More importantly, this doesn’t take into account the offensive line he’s going to play behind. I do think the Texans’ offensive line is going to be better than most expect it to be, but most are expecting it to be one of the worst units in football. I think it can be mediocre. The interior blocking should be corrected, except for occasional linebacker misses in the run game by Senio Kelemete. The tackle play is still going to be a question. Juli’en Davenport needed to get stronger this offseason; who knows if he did? If Martinas Rankin doesn’t start week one, Houston is looking at Seantrel Henderson at right tackle. Henderson hasn’t played since 2014 and was terrible when he played then. If Henderson starts, he’s probably going to be a Kendall Lamm level of disaster. Even if Watson’s knee is fine, he’s probably going to have to use it often when the year pops off.

5. What would a “regression to the mean” look like for him this season?

For those who believe luck impacted his numbers last season, let’s suppose that he regresses quite a bit in touchdown rate and number of receiver drops. Let’s say that, overall, his production across the board drops a full 20 percent as a sophomore compared to those five games as a rookie. Even in that scenario, Watson would still average more fantasy points per game than any quarterback did last season.
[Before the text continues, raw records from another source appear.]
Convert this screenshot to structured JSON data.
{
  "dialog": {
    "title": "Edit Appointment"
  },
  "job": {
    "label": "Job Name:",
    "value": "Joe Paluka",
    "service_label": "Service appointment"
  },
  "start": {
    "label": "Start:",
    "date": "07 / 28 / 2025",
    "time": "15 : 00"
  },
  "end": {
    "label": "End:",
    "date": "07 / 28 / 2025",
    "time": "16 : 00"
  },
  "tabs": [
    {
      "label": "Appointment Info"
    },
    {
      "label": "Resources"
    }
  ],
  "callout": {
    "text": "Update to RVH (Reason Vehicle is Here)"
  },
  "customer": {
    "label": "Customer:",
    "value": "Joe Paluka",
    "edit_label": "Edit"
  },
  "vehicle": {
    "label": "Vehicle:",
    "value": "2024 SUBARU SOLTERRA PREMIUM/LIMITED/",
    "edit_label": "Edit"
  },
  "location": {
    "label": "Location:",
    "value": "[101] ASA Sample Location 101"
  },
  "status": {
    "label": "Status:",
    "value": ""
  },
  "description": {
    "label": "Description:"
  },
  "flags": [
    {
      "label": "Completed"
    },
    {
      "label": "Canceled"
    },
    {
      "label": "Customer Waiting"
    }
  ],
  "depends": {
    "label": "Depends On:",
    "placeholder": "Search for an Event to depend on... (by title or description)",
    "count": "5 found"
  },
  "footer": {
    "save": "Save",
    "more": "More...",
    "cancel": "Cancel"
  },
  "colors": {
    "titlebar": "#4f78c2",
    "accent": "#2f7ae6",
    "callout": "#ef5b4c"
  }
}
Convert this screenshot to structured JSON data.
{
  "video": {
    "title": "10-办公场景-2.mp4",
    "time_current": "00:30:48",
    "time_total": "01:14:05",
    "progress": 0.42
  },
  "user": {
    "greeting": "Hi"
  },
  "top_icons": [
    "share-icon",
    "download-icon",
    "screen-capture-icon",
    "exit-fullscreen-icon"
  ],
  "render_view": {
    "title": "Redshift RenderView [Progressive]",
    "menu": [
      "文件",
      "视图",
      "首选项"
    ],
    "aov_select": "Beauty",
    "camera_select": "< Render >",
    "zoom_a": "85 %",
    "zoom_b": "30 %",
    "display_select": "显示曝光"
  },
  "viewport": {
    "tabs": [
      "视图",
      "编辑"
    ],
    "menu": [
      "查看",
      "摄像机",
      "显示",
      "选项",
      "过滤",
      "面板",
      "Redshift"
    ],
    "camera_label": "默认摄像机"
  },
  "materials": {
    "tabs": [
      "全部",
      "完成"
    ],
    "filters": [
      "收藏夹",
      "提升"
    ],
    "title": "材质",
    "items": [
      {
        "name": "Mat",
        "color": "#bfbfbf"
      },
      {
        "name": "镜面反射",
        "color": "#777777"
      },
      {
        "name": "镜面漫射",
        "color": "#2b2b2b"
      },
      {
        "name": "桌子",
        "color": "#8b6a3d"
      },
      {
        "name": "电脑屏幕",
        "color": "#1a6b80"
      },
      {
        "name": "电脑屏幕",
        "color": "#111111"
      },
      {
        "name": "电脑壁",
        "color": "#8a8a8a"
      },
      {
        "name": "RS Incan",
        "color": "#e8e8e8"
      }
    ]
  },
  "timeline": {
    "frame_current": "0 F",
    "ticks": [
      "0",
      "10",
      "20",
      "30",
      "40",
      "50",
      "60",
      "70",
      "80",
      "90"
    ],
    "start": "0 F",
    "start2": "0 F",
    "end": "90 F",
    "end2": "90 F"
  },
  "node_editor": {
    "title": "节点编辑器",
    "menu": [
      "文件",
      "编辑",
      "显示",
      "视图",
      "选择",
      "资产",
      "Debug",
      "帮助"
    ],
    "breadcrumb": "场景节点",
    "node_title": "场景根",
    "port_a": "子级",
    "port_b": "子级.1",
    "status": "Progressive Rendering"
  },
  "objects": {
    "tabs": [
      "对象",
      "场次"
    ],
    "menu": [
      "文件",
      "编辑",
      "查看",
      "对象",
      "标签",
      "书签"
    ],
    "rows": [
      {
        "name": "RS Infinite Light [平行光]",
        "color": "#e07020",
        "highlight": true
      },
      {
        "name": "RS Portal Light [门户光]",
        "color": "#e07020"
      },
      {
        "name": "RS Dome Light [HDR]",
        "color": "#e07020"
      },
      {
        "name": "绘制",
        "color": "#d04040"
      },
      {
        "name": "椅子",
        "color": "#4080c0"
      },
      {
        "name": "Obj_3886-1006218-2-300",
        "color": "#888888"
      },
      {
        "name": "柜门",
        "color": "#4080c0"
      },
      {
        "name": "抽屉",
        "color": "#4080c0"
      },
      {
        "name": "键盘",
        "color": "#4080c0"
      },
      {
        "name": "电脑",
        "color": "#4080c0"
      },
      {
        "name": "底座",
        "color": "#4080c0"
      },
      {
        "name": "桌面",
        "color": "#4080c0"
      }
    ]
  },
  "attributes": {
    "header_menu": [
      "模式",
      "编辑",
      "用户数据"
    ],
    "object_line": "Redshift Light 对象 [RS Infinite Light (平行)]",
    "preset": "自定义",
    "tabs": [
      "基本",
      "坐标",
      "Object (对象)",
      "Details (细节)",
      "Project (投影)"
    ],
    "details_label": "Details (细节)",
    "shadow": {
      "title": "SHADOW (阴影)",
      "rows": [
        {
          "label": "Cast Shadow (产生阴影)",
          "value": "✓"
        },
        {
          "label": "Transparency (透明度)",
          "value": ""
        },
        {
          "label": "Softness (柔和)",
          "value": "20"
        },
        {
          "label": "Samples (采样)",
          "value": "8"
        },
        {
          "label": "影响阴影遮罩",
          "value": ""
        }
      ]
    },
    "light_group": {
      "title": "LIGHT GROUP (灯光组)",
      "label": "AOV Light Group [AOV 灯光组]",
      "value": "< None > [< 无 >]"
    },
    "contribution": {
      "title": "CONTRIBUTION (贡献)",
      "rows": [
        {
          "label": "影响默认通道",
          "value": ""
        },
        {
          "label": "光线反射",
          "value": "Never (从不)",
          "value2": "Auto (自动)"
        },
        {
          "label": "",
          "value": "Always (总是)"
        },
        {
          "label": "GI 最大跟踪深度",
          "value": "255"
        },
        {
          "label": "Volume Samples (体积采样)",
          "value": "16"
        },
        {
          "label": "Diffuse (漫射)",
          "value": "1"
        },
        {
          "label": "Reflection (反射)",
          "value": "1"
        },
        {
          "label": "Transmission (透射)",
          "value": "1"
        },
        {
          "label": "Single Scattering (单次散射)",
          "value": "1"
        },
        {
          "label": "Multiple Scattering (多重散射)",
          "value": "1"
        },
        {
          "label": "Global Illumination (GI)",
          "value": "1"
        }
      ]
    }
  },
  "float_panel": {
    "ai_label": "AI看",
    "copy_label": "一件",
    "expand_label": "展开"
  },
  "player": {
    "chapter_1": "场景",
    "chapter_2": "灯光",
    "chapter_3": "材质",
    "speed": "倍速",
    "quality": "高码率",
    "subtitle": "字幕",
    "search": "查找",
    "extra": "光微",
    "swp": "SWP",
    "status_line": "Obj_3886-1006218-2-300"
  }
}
On the other hand, with DeAndre Hopkins and Fuller both healthy and going through a full camp with him as he gets starter reps as he enters his second NFL campaign, there’s a legitimate chance that Watson is just better this season than last. And if so, his “regression” projections could end up looking very similar as a sophomore to what he produced as a rookie.

Even if Watson is better this season than he was as as rookie, there’s no way he’s going to throw touchdown passes as often as he did last season. 20% is a conservative drop off fantasy wise for him. Because again, 50.8% of his fantasy points came from touchdowns, and he’s probably going to throw them half as often as he did last year. An increase in 300 yard passing games and a jump in rushing touchdowns is required to make up for this impending doom. These things could happen. But if you’re drafting a fantasy quarterback early, why take the risk with a player who threw a lot of touchdowns against mediocre to bad pass defense, is likely to see his touchdown rate regress, coming off a torn ACL, and playing behind a questionable offensive line when there are more stable options available?

Overall, my heart isn’t heavy with worry when it comes to Watson. I’m not all the way there yet. I don’t think he’ll be able to do what he did last year again and probably won’t for the rest of his career, but he’s still a wizard in the pocket. He can throw deep passes with touch. The arm strength is good enough. He anticipates open receivers. His mobility creates a dynamic offense. The worst part of Watson’s game last year were the big, bad decisions that ended in dropped interceptions; young quarterbacks tend to make those mistakes.

However, I’m not 100% sold on Watson yet. He did what he did in just six starts last year. That’s not a lot, and the way he predominantly had success is unsustainable according to what every quarterback who has ever played has done.

Despite everything, it’s reasonable to believe, and I do believe, that Watson will be competent enough in 2018 to run a successful offense. But NO, he shouldn’t be the number one quarterback taken in fantasy football in 2018.